## WORK INSTRUCTIONS
Pull every line with "title" from the material.

::: EXERCISE MATERIALS

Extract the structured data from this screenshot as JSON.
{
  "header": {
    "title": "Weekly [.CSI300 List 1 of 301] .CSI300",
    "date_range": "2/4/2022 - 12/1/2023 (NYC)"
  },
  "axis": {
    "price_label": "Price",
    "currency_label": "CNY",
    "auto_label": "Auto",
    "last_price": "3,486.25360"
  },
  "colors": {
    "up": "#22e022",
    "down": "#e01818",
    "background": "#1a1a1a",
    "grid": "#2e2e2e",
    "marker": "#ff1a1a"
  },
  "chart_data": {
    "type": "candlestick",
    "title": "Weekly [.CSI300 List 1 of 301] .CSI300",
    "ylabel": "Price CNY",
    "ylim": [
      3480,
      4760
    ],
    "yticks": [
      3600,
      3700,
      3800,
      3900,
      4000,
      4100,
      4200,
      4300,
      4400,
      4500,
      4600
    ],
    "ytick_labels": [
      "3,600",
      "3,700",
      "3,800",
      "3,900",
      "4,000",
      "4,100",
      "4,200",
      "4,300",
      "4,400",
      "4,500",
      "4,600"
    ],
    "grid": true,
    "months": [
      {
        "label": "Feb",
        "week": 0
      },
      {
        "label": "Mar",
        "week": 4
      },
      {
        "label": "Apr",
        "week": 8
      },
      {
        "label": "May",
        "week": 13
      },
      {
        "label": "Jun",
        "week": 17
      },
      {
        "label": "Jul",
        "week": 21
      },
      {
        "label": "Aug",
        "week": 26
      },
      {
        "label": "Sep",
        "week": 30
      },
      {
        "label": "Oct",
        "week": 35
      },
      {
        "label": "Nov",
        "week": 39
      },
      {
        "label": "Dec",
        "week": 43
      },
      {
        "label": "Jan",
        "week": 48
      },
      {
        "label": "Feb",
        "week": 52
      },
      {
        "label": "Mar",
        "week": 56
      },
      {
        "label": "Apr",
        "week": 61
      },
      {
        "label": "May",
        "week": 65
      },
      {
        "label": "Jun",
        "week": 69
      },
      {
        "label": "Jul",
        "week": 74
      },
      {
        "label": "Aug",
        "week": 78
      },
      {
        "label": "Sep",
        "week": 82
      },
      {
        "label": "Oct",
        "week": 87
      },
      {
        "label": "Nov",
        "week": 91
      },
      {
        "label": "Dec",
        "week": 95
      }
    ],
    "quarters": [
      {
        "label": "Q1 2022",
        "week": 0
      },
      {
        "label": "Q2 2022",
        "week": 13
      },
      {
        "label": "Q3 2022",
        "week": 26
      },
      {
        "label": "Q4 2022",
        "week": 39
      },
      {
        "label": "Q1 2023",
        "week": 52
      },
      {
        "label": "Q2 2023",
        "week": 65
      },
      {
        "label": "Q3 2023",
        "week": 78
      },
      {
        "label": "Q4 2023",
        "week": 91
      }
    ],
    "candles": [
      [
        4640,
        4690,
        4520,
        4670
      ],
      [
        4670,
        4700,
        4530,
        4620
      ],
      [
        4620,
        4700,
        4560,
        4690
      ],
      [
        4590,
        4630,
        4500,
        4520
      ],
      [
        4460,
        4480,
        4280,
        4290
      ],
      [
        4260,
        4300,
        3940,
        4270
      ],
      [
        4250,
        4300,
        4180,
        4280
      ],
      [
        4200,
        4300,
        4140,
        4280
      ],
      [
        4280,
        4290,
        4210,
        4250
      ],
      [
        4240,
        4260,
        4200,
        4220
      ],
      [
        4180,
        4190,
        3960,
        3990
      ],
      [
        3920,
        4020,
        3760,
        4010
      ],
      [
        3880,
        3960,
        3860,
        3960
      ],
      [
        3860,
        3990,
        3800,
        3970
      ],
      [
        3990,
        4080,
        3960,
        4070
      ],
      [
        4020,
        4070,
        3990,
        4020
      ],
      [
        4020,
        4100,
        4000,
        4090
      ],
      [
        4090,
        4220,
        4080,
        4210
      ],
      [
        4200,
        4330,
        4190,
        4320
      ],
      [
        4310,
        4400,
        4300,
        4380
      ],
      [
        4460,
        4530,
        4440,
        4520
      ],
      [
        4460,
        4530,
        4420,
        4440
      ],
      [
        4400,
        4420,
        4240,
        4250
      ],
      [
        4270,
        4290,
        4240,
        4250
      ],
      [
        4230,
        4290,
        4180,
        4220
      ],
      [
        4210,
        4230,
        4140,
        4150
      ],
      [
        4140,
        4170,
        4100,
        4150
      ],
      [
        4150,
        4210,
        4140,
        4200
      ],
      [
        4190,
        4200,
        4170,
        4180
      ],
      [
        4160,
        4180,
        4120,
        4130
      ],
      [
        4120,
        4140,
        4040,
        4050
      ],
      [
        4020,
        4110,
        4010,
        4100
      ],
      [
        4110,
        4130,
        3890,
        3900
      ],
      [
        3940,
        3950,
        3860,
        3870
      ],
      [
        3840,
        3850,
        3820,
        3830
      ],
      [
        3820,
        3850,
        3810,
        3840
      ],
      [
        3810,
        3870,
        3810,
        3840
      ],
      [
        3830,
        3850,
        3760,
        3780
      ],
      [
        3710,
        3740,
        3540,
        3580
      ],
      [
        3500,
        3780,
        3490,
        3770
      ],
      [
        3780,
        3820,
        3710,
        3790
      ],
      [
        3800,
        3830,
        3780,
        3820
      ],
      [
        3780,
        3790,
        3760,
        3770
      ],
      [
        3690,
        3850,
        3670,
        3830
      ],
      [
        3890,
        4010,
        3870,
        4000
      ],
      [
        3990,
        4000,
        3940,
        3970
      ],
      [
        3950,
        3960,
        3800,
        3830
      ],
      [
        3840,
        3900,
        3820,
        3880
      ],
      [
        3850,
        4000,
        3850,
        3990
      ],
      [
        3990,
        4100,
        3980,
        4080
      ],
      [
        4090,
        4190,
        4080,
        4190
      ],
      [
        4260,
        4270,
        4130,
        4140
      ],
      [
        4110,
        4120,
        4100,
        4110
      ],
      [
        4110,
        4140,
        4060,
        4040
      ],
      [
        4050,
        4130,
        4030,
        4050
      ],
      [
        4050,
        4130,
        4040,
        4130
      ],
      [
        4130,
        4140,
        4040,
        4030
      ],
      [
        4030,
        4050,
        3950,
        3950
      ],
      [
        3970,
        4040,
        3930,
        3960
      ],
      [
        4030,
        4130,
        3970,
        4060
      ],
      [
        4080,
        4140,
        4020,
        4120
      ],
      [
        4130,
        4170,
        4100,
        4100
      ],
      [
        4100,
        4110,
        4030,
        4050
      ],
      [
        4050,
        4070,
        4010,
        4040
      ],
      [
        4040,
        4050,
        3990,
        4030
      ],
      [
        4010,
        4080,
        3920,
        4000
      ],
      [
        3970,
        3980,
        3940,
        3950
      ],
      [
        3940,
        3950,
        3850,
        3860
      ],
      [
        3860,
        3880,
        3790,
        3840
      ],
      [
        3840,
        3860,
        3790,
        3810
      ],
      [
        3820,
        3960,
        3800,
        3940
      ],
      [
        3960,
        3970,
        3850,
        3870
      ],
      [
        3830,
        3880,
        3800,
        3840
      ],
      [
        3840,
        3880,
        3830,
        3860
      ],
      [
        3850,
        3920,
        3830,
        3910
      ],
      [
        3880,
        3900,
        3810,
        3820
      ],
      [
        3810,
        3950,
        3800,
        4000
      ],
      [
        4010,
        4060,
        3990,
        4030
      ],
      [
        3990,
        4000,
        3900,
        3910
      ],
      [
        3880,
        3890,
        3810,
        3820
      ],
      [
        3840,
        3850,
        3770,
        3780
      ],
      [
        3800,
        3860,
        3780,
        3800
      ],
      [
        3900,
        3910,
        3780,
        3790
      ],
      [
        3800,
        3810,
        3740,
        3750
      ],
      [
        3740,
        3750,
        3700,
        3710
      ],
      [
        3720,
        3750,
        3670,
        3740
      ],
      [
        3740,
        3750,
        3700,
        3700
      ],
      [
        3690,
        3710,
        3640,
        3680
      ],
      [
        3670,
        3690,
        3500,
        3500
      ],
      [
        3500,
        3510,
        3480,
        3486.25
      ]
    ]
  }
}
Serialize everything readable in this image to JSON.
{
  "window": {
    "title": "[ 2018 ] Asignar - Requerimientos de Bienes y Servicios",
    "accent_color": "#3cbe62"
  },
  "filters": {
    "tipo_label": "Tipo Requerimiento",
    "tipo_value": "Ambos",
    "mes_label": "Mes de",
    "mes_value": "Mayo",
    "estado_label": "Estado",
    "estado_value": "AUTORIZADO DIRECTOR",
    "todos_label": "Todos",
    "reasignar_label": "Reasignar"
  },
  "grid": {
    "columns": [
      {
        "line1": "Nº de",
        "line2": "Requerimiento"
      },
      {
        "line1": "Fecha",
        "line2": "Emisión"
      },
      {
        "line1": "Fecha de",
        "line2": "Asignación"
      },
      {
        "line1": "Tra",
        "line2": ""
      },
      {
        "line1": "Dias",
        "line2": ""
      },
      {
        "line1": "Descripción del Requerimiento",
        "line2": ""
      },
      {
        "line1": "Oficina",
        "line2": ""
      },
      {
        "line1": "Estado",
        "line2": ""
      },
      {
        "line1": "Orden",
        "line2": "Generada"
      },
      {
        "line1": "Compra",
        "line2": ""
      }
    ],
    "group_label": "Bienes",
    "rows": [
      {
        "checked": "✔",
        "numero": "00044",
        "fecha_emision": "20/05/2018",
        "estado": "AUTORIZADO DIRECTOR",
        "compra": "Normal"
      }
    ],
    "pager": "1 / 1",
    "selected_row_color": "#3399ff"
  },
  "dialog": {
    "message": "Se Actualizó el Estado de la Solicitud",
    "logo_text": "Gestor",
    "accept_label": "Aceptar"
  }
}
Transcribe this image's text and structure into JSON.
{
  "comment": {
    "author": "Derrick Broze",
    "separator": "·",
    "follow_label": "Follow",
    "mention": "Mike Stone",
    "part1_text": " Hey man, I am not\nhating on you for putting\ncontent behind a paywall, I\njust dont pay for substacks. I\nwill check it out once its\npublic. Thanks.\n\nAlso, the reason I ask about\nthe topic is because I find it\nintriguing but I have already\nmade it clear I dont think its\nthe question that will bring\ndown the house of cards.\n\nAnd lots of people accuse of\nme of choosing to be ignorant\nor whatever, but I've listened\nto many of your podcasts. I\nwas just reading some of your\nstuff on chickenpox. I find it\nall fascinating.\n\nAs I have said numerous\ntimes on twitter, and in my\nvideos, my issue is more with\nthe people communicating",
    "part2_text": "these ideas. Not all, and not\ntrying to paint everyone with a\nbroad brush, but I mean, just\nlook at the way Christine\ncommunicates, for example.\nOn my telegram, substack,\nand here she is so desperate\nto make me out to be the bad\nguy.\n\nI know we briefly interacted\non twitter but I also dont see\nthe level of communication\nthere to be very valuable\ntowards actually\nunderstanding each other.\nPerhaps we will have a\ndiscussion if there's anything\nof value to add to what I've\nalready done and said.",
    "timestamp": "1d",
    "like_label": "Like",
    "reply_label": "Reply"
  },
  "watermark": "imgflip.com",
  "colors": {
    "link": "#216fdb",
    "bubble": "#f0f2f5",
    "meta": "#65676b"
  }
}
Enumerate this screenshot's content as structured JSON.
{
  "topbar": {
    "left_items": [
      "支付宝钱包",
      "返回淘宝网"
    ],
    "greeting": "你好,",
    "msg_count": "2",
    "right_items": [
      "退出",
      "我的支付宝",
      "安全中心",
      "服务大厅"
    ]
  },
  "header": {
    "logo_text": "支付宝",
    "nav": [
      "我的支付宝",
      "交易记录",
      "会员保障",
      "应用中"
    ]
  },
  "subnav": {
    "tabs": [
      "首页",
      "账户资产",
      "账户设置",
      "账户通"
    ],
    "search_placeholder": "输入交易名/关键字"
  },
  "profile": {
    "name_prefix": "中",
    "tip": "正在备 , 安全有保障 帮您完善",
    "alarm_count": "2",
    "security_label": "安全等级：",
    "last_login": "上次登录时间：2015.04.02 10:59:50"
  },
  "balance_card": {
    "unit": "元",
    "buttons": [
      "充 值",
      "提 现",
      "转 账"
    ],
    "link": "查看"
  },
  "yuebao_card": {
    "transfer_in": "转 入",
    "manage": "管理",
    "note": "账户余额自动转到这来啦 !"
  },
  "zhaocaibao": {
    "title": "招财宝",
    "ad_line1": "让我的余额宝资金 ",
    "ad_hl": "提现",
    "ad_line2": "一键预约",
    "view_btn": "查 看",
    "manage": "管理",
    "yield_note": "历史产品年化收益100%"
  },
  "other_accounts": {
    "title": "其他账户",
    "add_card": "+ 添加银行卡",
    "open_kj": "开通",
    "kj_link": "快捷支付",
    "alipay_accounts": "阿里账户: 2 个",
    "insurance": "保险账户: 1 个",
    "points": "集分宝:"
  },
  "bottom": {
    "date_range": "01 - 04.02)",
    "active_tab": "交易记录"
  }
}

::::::

## YOUR RESPONSE
    "title": "Weekly [.CSI300 List 1 of 301] .CSI300",
    "title": "Weekly [.CSI300 List 1 of 301] .CSI300",
    "title": "[ 2018 ] Asignar - Requerimientos de Bienes y Servicios",
    "title": "招财宝",
    "title": "其他账户",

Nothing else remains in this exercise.